(Stored data entries)
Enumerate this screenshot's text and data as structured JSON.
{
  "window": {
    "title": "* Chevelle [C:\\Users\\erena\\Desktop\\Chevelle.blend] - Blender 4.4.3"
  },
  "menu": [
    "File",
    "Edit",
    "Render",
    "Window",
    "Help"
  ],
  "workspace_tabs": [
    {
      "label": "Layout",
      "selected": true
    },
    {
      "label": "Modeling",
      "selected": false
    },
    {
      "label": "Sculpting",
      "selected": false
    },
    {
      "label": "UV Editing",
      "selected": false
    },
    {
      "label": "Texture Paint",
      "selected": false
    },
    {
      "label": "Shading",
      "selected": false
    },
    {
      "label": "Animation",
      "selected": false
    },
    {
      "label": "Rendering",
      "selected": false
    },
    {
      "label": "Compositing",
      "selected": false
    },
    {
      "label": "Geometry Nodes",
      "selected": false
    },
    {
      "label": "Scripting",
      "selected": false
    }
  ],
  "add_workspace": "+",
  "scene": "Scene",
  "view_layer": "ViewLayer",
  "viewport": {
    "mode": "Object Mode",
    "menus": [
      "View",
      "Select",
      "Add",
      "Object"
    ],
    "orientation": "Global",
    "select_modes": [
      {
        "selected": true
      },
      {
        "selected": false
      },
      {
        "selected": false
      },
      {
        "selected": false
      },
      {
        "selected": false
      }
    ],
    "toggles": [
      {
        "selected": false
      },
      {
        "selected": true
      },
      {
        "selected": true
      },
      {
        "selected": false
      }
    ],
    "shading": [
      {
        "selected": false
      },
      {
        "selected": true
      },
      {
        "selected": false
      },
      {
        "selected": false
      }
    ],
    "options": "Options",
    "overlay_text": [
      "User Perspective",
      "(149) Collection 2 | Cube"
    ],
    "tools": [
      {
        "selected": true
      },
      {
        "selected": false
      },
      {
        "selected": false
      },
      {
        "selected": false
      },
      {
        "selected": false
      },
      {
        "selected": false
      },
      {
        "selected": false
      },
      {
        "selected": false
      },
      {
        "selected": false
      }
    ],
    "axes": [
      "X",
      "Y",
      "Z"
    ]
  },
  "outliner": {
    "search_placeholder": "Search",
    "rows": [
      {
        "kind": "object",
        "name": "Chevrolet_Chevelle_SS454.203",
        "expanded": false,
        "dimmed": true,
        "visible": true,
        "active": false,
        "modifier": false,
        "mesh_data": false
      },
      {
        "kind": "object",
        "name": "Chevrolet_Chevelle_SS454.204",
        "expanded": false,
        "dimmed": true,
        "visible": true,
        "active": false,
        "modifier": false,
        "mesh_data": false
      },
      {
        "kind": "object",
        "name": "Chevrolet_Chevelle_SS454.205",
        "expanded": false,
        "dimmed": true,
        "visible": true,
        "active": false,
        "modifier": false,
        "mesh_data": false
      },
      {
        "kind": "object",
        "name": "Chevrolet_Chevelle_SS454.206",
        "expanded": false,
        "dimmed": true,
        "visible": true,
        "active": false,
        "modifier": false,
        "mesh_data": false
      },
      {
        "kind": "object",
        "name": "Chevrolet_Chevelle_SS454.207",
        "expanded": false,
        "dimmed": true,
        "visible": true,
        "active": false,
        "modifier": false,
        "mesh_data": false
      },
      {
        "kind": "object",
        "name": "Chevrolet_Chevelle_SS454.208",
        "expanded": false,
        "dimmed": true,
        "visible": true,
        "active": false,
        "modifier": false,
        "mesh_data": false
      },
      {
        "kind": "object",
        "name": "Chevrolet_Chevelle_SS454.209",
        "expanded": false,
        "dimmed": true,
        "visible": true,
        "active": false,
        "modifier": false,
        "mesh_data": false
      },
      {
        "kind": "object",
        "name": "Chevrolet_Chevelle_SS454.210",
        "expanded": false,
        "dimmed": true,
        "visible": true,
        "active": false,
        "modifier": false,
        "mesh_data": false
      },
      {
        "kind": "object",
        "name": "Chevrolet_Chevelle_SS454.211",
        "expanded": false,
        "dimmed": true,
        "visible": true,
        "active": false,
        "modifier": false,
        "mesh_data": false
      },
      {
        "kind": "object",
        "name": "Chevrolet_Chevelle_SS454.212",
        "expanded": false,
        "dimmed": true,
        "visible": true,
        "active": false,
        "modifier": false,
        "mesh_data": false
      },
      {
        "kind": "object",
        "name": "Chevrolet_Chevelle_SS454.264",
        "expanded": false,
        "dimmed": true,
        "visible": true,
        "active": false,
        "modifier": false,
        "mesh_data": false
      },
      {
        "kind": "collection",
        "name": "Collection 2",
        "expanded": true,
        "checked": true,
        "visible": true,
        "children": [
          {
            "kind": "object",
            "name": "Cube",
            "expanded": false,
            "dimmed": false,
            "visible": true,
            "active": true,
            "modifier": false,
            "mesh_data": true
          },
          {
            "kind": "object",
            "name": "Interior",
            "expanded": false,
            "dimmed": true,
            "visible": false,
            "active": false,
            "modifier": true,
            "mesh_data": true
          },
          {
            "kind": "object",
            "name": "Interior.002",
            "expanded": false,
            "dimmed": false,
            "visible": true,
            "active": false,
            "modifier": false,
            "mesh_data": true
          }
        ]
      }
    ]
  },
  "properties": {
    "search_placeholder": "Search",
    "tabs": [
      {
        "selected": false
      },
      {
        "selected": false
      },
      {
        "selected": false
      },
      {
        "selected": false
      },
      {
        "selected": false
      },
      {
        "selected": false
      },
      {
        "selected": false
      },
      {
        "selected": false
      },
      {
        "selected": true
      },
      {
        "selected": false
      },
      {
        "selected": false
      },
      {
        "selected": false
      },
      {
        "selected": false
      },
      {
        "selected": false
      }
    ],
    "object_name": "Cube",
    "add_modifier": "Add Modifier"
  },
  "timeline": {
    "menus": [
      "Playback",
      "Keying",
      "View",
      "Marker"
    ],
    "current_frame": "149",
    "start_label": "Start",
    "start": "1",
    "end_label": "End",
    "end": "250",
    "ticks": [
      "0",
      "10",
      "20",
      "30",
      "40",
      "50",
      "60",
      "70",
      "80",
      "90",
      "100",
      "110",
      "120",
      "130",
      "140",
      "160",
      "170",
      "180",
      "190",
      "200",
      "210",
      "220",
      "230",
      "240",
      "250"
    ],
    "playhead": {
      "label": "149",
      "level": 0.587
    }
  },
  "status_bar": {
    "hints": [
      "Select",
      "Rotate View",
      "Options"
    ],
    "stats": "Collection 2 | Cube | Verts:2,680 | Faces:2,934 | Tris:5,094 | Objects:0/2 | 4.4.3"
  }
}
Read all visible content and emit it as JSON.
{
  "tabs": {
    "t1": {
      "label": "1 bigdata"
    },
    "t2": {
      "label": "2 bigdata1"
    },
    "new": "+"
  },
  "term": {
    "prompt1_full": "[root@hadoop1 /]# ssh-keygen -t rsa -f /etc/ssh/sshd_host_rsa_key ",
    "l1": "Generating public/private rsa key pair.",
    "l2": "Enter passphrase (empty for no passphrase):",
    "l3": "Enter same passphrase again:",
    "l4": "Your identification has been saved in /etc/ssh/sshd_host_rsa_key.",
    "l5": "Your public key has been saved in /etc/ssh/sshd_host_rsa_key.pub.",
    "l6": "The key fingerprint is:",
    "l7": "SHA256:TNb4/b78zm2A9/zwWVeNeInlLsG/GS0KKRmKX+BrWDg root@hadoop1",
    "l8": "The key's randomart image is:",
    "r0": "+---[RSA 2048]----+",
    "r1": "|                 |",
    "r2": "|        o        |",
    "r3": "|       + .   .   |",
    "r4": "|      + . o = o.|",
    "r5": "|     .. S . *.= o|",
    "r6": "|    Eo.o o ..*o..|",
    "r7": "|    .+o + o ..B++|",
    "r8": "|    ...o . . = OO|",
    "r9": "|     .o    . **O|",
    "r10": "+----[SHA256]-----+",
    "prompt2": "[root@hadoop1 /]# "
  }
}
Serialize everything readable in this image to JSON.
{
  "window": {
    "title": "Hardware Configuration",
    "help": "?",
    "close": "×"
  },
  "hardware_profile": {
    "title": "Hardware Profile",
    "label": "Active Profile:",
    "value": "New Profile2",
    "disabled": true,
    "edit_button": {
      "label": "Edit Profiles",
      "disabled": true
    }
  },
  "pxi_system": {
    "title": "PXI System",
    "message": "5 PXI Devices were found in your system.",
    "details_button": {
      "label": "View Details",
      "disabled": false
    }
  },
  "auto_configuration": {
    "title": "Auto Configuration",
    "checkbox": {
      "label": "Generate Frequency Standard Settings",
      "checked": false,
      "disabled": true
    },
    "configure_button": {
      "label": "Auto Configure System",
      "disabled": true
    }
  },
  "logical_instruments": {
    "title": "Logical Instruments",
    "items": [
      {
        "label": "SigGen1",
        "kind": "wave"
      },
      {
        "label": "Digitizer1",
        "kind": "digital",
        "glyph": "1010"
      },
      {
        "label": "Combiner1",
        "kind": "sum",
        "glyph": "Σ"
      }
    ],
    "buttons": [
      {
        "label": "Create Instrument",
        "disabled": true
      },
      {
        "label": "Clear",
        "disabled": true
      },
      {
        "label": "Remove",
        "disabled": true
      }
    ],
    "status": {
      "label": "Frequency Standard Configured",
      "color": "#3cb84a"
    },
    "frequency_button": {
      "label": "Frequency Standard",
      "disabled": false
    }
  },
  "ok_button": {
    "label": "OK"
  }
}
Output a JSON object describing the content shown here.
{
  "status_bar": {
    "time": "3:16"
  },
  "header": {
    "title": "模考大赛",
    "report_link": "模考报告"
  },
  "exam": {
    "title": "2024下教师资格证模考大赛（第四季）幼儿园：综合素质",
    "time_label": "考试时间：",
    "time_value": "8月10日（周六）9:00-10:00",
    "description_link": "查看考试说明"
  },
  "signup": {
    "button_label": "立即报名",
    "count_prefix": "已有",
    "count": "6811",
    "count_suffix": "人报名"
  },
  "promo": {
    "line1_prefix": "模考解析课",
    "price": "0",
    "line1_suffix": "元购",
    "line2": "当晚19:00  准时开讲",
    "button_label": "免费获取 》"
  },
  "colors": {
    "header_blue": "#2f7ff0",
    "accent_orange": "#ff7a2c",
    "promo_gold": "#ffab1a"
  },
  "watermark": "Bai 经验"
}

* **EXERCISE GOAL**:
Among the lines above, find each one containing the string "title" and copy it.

* **YOUR SOLUTION**:
    "title": "* Chevelle [C:\\Users\\erena\\Desktop\\Chevelle.blend] - Blender 4.4.3"
    "title": "Hardware Configuration",
    "title": "Hardware Profile",
    "title": "PXI System",
    "title": "Auto Configuration",
    "title": "Logical Instruments",
    "title": "模考大赛",
    "title": "2024下教师资格证模考大赛（第四季）幼儿园：综合素质",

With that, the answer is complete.